This is only the tip of the iceberg. The whole scenario can be much more confusing when both drivers involved in the collision have policies of insurance with the same insurance company, or if one party does not have insurance, or if there are injured passengers.

That is why we have drafted this blog – to help you sort through the complex web of people shown above. Below, we break down the different parties and adjusters involved in a collision and explain what each one’s role is.

Your insurance company

Let’s start off with your insurance company.

After you’ve been in an accident, you will want to report the collision to your insurance company right away, as there are time limits that can affect your ability to open a car accident claim and access coverage. Learn more about what you need to remember to do right after a collision here.

Before we dive into the different adjusters that your insurance company will assign to your file, let’s begin by clarifying who “your insurance company” is, because it is not always straightforward.

If you are both the owner of the vehicle and the driver of the vehicle at the time of the accident, then who “your insurance company” is should be straightforward: it is the company that you have purchased a policy of insurance from. If you are the driver of someone else’s vehicle, then (in most cases) “your insurance company” would be the company that the owner of the vehicle purchased insurance from. If you are the passenger in a vehicle, “your insurance company” would (in most cases) be the company that the owner of the vehicle purchased insurance from.

Please note that the above are simplified examples. There may be other factors that complicate whose insurance will cover you and be considered as “your insurance company” for the purposes of your car accident claim.

To learn more about your insurance policy’s Section B coverage, read our past blog post here.

Your adjusters

When you call your insurance company to report an accident, they will most likely open a claim. Depending on what you report to them and the coverage that you have under your insurance policy, your claim may have up to 2 adjusters assigned to it: a Property Damage (or “PD adjuster”) and/or an Accident Benefits (or “AB adjuster”). Each of these adjusters serves a different role, which we outline briefly below. 

Throughout the lifetime of your file, you will be in contact with the adjuster(s) from your insurance company, as they approve repairs to your vehicle, and treatments, disability payments, and other coverage, as applicable, to help you recover from your injuries.

PD Adjuster:
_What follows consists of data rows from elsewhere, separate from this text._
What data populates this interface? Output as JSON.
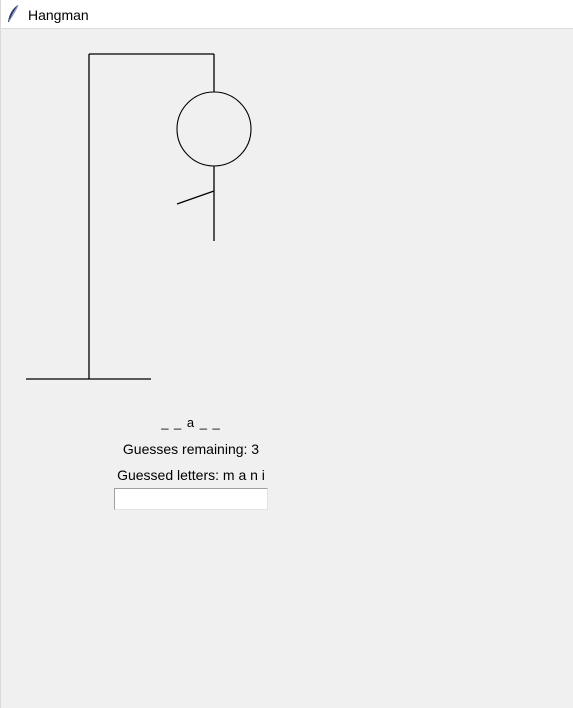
{
  "window": {
    "title": "Hangman",
    "icon": "feather-icon"
  },
  "game": {
    "word_display": "_ _ a _ _",
    "remaining_text": "Guesses remaining: 3",
    "guessed_text": "Guessed letters: m a n i",
    "guess_input_value": ""
  },
  "drawing": {
    "parts_drawn": [
      "base",
      "pole",
      "beam",
      "rope",
      "head",
      "body",
      "left-arm"
    ]
  }
}
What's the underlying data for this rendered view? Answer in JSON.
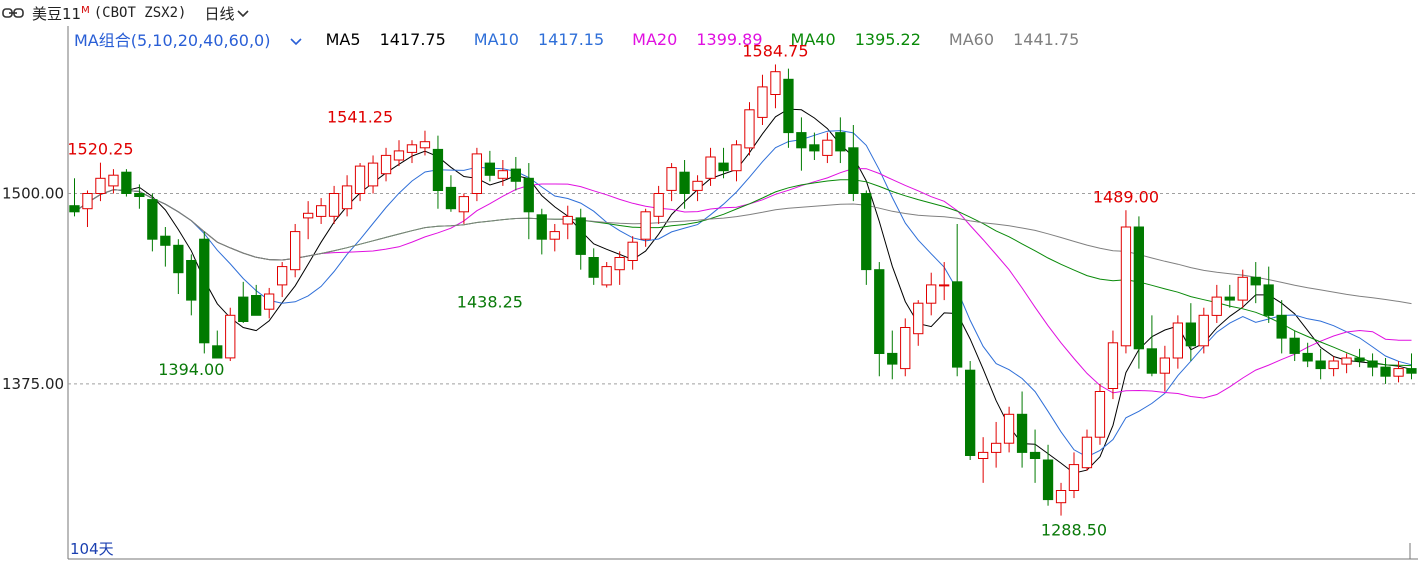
{
  "toolbar": {
    "title": "美豆11",
    "title_sup": "M",
    "code": "(CBOT ZSX2)",
    "period": "日线",
    "link_icon": "chain-link-icon",
    "period_icon": "chevron-down-icon"
  },
  "ma_legend": {
    "combo_label": "MA组合(5,10,20,40,60,0)",
    "combo_icon": "chevron-down-icon",
    "items": [
      {
        "label": "MA5",
        "value": "1417.75",
        "color": "#000000"
      },
      {
        "label": "MA10",
        "value": "1417.15",
        "color": "#2f6fd8"
      },
      {
        "label": "MA20",
        "value": "1399.89",
        "color": "#e010e0"
      },
      {
        "label": "MA40",
        "value": "1395.22",
        "color": "#0a8a0a"
      },
      {
        "label": "MA60",
        "value": "1441.75",
        "color": "#808080"
      }
    ]
  },
  "bars_label": "104天",
  "colors": {
    "up": "#e00000",
    "down": "#007a00",
    "down_fill": "#007a00",
    "grid": "#a0a0a0",
    "axis": "#555555"
  },
  "chart_data": {
    "type": "candlestick",
    "y_ticks": [
      {
        "value": 1500,
        "label": "1500.00"
      },
      {
        "value": 1375,
        "label": "1375.00"
      }
    ],
    "ylim": [
      1260,
      1610
    ],
    "bar_count": 104,
    "annotations": [
      {
        "label": "1520.25",
        "bar": 2,
        "price": 1520.25,
        "kind": "high"
      },
      {
        "label": "1394.00",
        "bar": 9,
        "price": 1394.0,
        "kind": "low"
      },
      {
        "label": "1541.25",
        "bar": 22,
        "price": 1541.25,
        "kind": "high"
      },
      {
        "label": "1438.25",
        "bar": 32,
        "price": 1438.25,
        "kind": "low"
      },
      {
        "label": "1584.75",
        "bar": 54,
        "price": 1584.75,
        "kind": "high"
      },
      {
        "label": "1489.00",
        "bar": 81,
        "price": 1489.0,
        "kind": "high"
      },
      {
        "label": "1288.50",
        "bar": 77,
        "price": 1288.5,
        "kind": "low"
      }
    ],
    "candles": [
      [
        1492,
        1510,
        1485,
        1488
      ],
      [
        1490,
        1502,
        1478,
        1500
      ],
      [
        1500,
        1520.25,
        1495,
        1510
      ],
      [
        1505,
        1516,
        1500,
        1512
      ],
      [
        1514,
        1516,
        1498,
        1500
      ],
      [
        1500,
        1506,
        1490,
        1498
      ],
      [
        1496,
        1500,
        1462,
        1470
      ],
      [
        1472,
        1478,
        1452,
        1466
      ],
      [
        1466,
        1470,
        1434,
        1448
      ],
      [
        1456,
        1460,
        1420,
        1430
      ],
      [
        1470,
        1475,
        1395,
        1402
      ],
      [
        1400,
        1410,
        1394,
        1392
      ],
      [
        1392,
        1425,
        1390,
        1420
      ],
      [
        1432,
        1442,
        1415,
        1416
      ],
      [
        1433,
        1440,
        1420,
        1420
      ],
      [
        1424,
        1438,
        1418,
        1434
      ],
      [
        1440,
        1455,
        1432,
        1452
      ],
      [
        1450,
        1480,
        1445,
        1475
      ],
      [
        1484,
        1495,
        1470,
        1487
      ],
      [
        1485,
        1497,
        1480,
        1492
      ],
      [
        1485,
        1505,
        1480,
        1500
      ],
      [
        1490,
        1512,
        1485,
        1505
      ],
      [
        1500,
        1520,
        1495,
        1518
      ],
      [
        1505,
        1525,
        1500,
        1520
      ],
      [
        1513,
        1530,
        1508,
        1525
      ],
      [
        1522,
        1535,
        1518,
        1528
      ],
      [
        1527,
        1535,
        1520,
        1532
      ],
      [
        1530,
        1541.25,
        1525,
        1534
      ],
      [
        1529,
        1538,
        1490,
        1502
      ],
      [
        1504,
        1512,
        1488,
        1490
      ],
      [
        1488,
        1500,
        1480,
        1498
      ],
      [
        1500,
        1530,
        1495,
        1526
      ],
      [
        1520,
        1528,
        1508,
        1512
      ],
      [
        1510,
        1522,
        1505,
        1515
      ],
      [
        1516,
        1524,
        1502,
        1508
      ],
      [
        1510,
        1520,
        1470,
        1488
      ],
      [
        1486,
        1490,
        1460,
        1470
      ],
      [
        1470,
        1480,
        1462,
        1475
      ],
      [
        1480,
        1492,
        1470,
        1485
      ],
      [
        1484,
        1490,
        1450,
        1460
      ],
      [
        1458,
        1464,
        1440,
        1445
      ],
      [
        1440,
        1455,
        1438.25,
        1452
      ],
      [
        1450,
        1462,
        1440,
        1458
      ],
      [
        1456,
        1472,
        1450,
        1468
      ],
      [
        1470,
        1490,
        1465,
        1488
      ],
      [
        1485,
        1505,
        1480,
        1500
      ],
      [
        1502,
        1520,
        1495,
        1517
      ],
      [
        1514,
        1522,
        1490,
        1500
      ],
      [
        1502,
        1512,
        1495,
        1508
      ],
      [
        1510,
        1530,
        1505,
        1524
      ],
      [
        1520,
        1530,
        1510,
        1515
      ],
      [
        1515,
        1535,
        1508,
        1532
      ],
      [
        1530,
        1560,
        1525,
        1555
      ],
      [
        1550,
        1578,
        1545,
        1570
      ],
      [
        1565,
        1584.75,
        1556,
        1580
      ],
      [
        1575,
        1582,
        1530,
        1540
      ],
      [
        1540,
        1550,
        1515,
        1530
      ],
      [
        1532,
        1540,
        1522,
        1528
      ],
      [
        1525,
        1540,
        1520,
        1535
      ],
      [
        1540,
        1550,
        1520,
        1528
      ],
      [
        1530,
        1545,
        1495,
        1500
      ],
      [
        1500,
        1502,
        1440,
        1450
      ],
      [
        1450,
        1455,
        1380,
        1395
      ],
      [
        1395,
        1410,
        1378,
        1388
      ],
      [
        1385,
        1418,
        1380,
        1412
      ],
      [
        1408,
        1430,
        1400,
        1428
      ],
      [
        1428,
        1448,
        1420,
        1440
      ],
      [
        1440,
        1455,
        1430,
        1440
      ],
      [
        1442,
        1480,
        1380,
        1386
      ],
      [
        1384,
        1390,
        1325,
        1328
      ],
      [
        1326,
        1340,
        1310,
        1330
      ],
      [
        1330,
        1350,
        1320,
        1336
      ],
      [
        1336,
        1360,
        1330,
        1355
      ],
      [
        1355,
        1370,
        1320,
        1330
      ],
      [
        1330,
        1345,
        1310,
        1326
      ],
      [
        1325,
        1335,
        1295,
        1299
      ],
      [
        1297,
        1310,
        1288.5,
        1305
      ],
      [
        1305,
        1330,
        1300,
        1322
      ],
      [
        1320,
        1345,
        1318,
        1340
      ],
      [
        1340,
        1375,
        1335,
        1370
      ],
      [
        1372,
        1410,
        1365,
        1402
      ],
      [
        1400,
        1489.0,
        1395,
        1478
      ],
      [
        1478,
        1485,
        1385,
        1398
      ],
      [
        1398,
        1420,
        1380,
        1382
      ],
      [
        1382,
        1400,
        1370,
        1392
      ],
      [
        1392,
        1420,
        1385,
        1415
      ],
      [
        1415,
        1428,
        1390,
        1400
      ],
      [
        1400,
        1425,
        1395,
        1420
      ],
      [
        1420,
        1440,
        1415,
        1432
      ],
      [
        1432,
        1440,
        1425,
        1430
      ],
      [
        1430,
        1450,
        1425,
        1445
      ],
      [
        1445,
        1455,
        1428,
        1440
      ],
      [
        1440,
        1452,
        1415,
        1420
      ],
      [
        1420,
        1430,
        1395,
        1405
      ],
      [
        1405,
        1410,
        1390,
        1395
      ],
      [
        1395,
        1402,
        1386,
        1390
      ],
      [
        1390,
        1398,
        1378,
        1385
      ],
      [
        1385,
        1393,
        1380,
        1390
      ],
      [
        1388,
        1395,
        1382,
        1392
      ],
      [
        1392,
        1398,
        1386,
        1390
      ],
      [
        1390,
        1395,
        1380,
        1386
      ],
      [
        1386,
        1392,
        1375,
        1380
      ],
      [
        1380,
        1390,
        1376,
        1385
      ],
      [
        1385,
        1395,
        1378,
        1382
      ]
    ]
  }
}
  • deals with the property damage aspect of the claim (damage to your car, etc)
  • may not be applicable if you or the owner of the vehicle have not purchased “fully comprehensive coverage” or Section C coverage as part of the insurance policy

AB Adjuster:

deals with damage to your person including

physical and psychological injuries, and approves coverage for treatments, prescription medication, ambulance bills, disability benefits etc Continue Reading

5 Things You Need to Remember Right After You’ve Been in a Collision

A car accident can happen in the blink of an eye. You can go from waiting at a stop light one second to a collision the next. You can go from driving down the road to bracing for impact in an instant. Even a minor accident can feel overwhelming. You may never have been in an accident and may not have any idea what to do next. You may have been in an accident before, but in the moment, you might forget what to do. Here are 5 things that you need to remember right after you’ve been in a collision:

5 Things You Need to Remember Right After You’ve Been in a Collision Continue Reading